--- Source information ---
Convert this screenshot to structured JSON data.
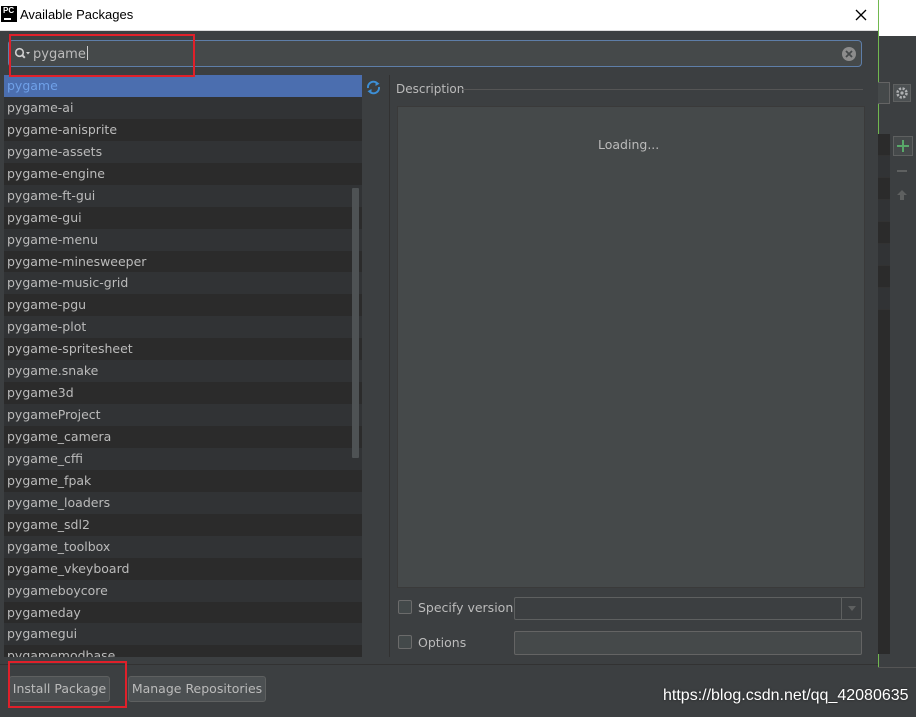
{
  "window": {
    "title": "Available Packages",
    "app_icon_text": "PC"
  },
  "search": {
    "value": "pygame"
  },
  "packages": [
    "pygame",
    "pygame-ai",
    "pygame-anisprite",
    "pygame-assets",
    "pygame-engine",
    "pygame-ft-gui",
    "pygame-gui",
    "pygame-menu",
    "pygame-minesweeper",
    "pygame-music-grid",
    "pygame-pgu",
    "pygame-plot",
    "pygame-spritesheet",
    "pygame.snake",
    "pygame3d",
    "pygameProject",
    "pygame_camera",
    "pygame_cffi",
    "pygame_fpak",
    "pygame_loaders",
    "pygame_sdl2",
    "pygame_toolbox",
    "pygame_vkeyboard",
    "pygameboycore",
    "pygameday",
    "pygamegui",
    "pygamemodbase"
  ],
  "selected_index": 0,
  "description": {
    "label": "Description",
    "loading_text": "Loading..."
  },
  "options": {
    "specify_version_label": "Specify version",
    "specify_version_checked": false,
    "version_value": "",
    "options_label": "Options",
    "options_checked": false,
    "options_value": ""
  },
  "buttons": {
    "install": "Install Package",
    "manage": "Manage Repositories"
  },
  "watermark": "https://blog.csdn.net/qq_42080635",
  "colors": {
    "background": "#3c3f41",
    "list_bg": "#2b2b2b",
    "selection": "#4b6eaf",
    "accent_focus": "#5e7ea8",
    "annotation_red": "#e0202a",
    "add_green": "#59a869"
  },
  "icons": {
    "app": "pycharm-icon",
    "close": "close-icon",
    "search": "search-icon",
    "clear": "clear-icon",
    "refresh": "refresh-icon",
    "dropdown": "chevron-down-icon",
    "settings": "gear-icon",
    "add": "plus-icon",
    "remove": "minus-icon",
    "upgrade": "arrow-up-icon"
  }
}
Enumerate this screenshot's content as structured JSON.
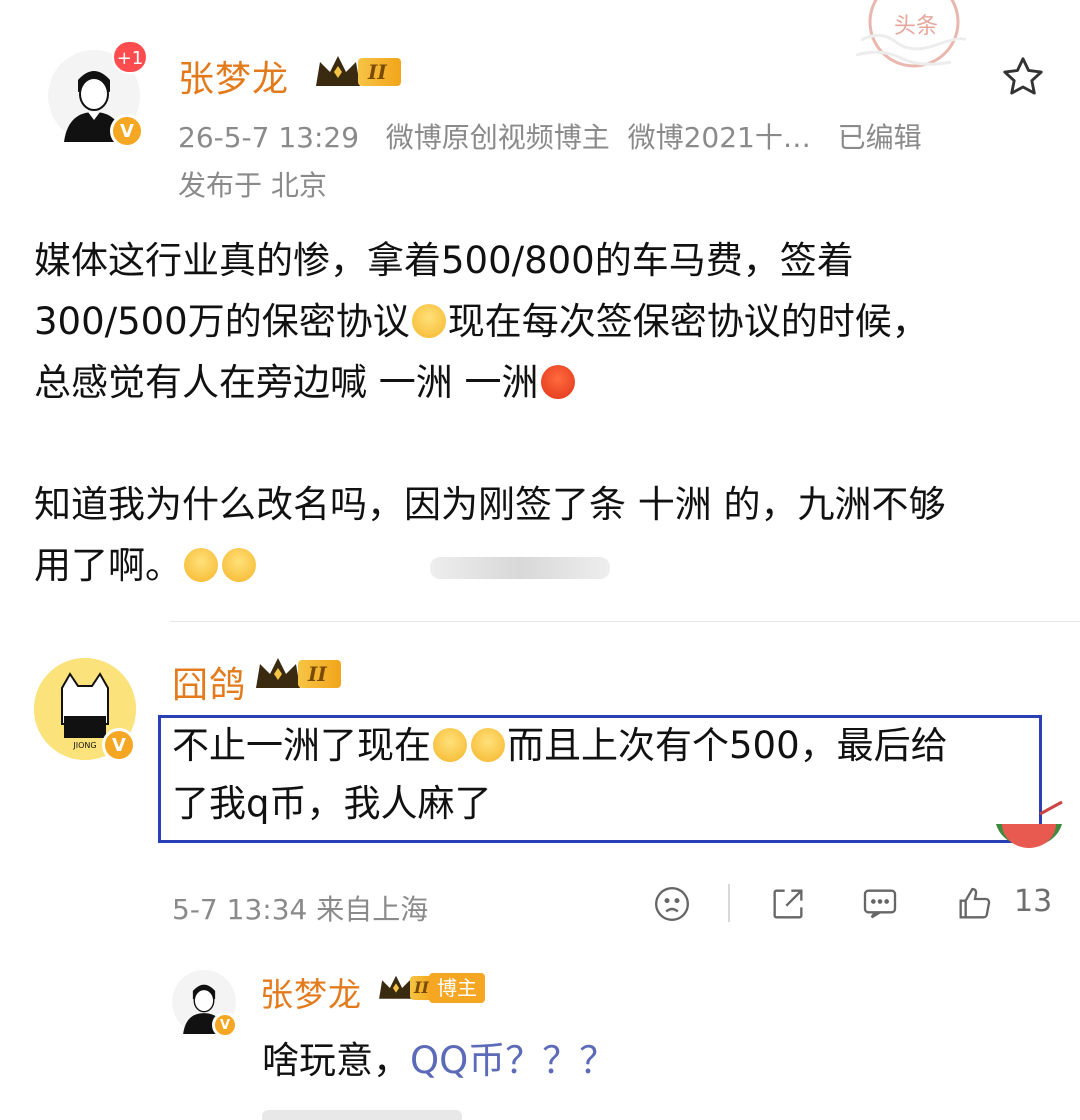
{
  "post": {
    "author": "张梦龙",
    "level": "II",
    "notification": "+1",
    "time": "26-5-7 13:29",
    "tag1": "微博原创视频博主",
    "tag2": "微博2021十…",
    "edited": "已编辑",
    "location": "发布于 北京",
    "para1_a": "媒体这行业真的惨，拿着500/800的车马费，签着",
    "para1_b": "300/500万的保密协议",
    "para1_c": "现在每次签保密协议的时候，",
    "para1_d": "总感觉有人在旁边喊 一洲 一洲",
    "para2_a": "知道我为什么改名吗，因为刚签了条 十洲 的，九洲不够",
    "para2_b": "用了啊。",
    "watermark": "头条"
  },
  "comment": {
    "author": "囧鸽",
    "level": "II",
    "text_a": "不止一洲了现在",
    "text_b": "而且上次有个500，最后给",
    "text_c": "了我q币，我人麻了",
    "time": "5-7 13:34 来自上海",
    "likes": "13"
  },
  "reply": {
    "author": "张梦龙",
    "level": "II",
    "badge": "博主",
    "text": "啥玩意，",
    "link": "QQ币？？？"
  },
  "colors": {
    "username": "#e37b1c",
    "highlight_border": "#2a3fb5",
    "link": "#5b6bb8"
  },
  "icons": [
    "star-icon",
    "sad-face-icon",
    "share-icon",
    "comment-icon",
    "like-icon",
    "verified-icon",
    "crown-icon"
  ]
}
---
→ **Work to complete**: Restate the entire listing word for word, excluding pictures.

→ **Task output**:
Convert this screenshot to structured JSON data.
{
  "window": {
    "title": "Available Packages",
    "app_icon_text": "PC"
  },
  "search": {
    "value": "pygame"
  },
  "packages": [
    "pygame",
    "pygame-ai",
    "pygame-anisprite",
    "pygame-assets",
    "pygame-engine",
    "pygame-ft-gui",
    "pygame-gui",
    "pygame-menu",
    "pygame-minesweeper",
    "pygame-music-grid",
    "pygame-pgu",
    "pygame-plot",
    "pygame-spritesheet",
    "pygame.snake",
    "pygame3d",
    "pygameProject",
    "pygame_camera",
    "pygame_cffi",
    "pygame_fpak",
    "pygame_loaders",
    "pygame_sdl2",
    "pygame_toolbox",
    "pygame_vkeyboard",
    "pygameboycore",
    "pygameday",
    "pygamegui",
    "pygamemodbase"
  ],
  "selected_index": 0,
  "description": {
    "label": "Description",
    "loading_text": "Loading..."
  },
  "options": {
    "specify_version_label": "Specify version",
    "specify_version_checked": false,
    "version_value": "",
    "options_label": "Options",
    "options_checked": false,
    "options_value": ""
  },
  "buttons": {
    "install": "Install Package",
    "manage": "Manage Repositories"
  },
  "watermark": "https://blog.csdn.net/qq_42080635",
  "colors": {
    "background": "#3c3f41",
    "list_bg": "#2b2b2b",
    "selection": "#4b6eaf",
    "accent_focus": "#5e7ea8",
    "annotation_red": "#e0202a",
    "add_green": "#59a869"
  },
  "icons": {
    "app": "pycharm-icon",
    "close": "close-icon",
    "search": "search-icon",
    "clear": "clear-icon",
    "refresh": "refresh-icon",
    "dropdown": "chevron-down-icon",
    "settings": "gear-icon",
    "add": "plus-icon",
    "remove": "minus-icon",
    "upgrade": "arrow-up-icon"
  }
}
Enumerate this screenshot's content as structured JSON.
{
  "post": {
    "author": "张梦龙",
    "level": "II",
    "notification": "+1",
    "time": "26-5-7 13:29",
    "tag1": "微博原创视频博主",
    "tag2": "微博2021十…",
    "edited": "已编辑",
    "location": "发布于 北京",
    "para1_a": "媒体这行业真的惨，拿着500/800的车马费，签着",
    "para1_b": "300/500万的保密协议",
    "para1_c": "现在每次签保密协议的时候，",
    "para1_d": "总感觉有人在旁边喊 一洲 一洲",
    "para2_a": "知道我为什么改名吗，因为刚签了条 十洲 的，九洲不够",
    "para2_b": "用了啊。",
    "watermark": "头条"
  },
  "comment": {
    "author": "囧鸽",
    "level": "II",
    "text_a": "不止一洲了现在",
    "text_b": "而且上次有个500，最后给",
    "text_c": "了我q币，我人麻了",
    "time": "5-7 13:34 来自上海",
    "likes": "13"
  },
  "reply": {
    "author": "张梦龙",
    "level": "II",
    "badge": "博主",
    "text": "啥玩意，",
    "link": "QQ币？？？"
  },
  "colors": {
    "username": "#e37b1c",
    "highlight_border": "#2a3fb5",
    "link": "#5b6bb8"
  },
  "icons": [
    "star-icon",
    "sad-face-icon",
    "share-icon",
    "comment-icon",
    "like-icon",
    "verified-icon",
    "crown-icon"
  ]
}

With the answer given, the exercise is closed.